Table of Contents

Contents: Preface; Human Artifacts
1 How to look at a postage stamp
2 How to look at a culvert
3 How to look at an oil painting
4 How to look at pavement
5 How to look at an X-ray
6 How to look at Linear B
7 How to look at Chinese script
8 How to look at hieroglyphs
9 How to look at Egyptian scarabs
10 How to look at an engineering drawing
11 How to look at a rebus
12 How to look at mandalas
13 How to look at perspective pictures
14 How to look at an alchemical emblem
15 How to look at special effects
16 How to look at the periodic table
17 How to look at a map; Natural History
18 How to look at a shoulder
19 How to look at a face
20 How to look at a fingerprint
21 How to look at grass
22 How to look at a twig
23 How to look at sand
24 How to look at moths' wings
25 How to look at halos
26 How to look at sunsets
27 How to look at color
28 How to look at the night
29 How to look at mirages
30 How to look at a crystal
31 How to look at the inside of your eye

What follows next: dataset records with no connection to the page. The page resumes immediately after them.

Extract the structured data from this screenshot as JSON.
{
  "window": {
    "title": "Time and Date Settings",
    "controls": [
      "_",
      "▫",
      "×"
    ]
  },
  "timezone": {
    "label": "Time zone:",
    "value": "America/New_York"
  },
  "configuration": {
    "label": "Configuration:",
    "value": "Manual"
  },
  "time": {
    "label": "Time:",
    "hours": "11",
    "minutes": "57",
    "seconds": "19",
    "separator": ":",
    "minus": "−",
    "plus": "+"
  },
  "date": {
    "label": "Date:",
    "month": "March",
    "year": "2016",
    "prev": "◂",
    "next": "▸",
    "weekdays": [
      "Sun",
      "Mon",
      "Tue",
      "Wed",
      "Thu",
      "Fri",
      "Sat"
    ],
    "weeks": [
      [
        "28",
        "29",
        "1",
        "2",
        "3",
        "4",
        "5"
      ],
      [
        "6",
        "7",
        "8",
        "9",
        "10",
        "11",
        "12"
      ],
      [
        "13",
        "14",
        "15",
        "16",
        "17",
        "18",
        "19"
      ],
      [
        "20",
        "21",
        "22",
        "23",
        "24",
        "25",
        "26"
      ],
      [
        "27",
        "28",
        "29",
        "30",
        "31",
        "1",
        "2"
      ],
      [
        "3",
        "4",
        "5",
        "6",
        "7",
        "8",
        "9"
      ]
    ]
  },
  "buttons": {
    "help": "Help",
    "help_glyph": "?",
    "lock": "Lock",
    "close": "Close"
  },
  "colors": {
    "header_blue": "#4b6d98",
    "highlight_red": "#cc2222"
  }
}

32 How to look at nothing; Postscript: How do we look to a scallop?
List of plates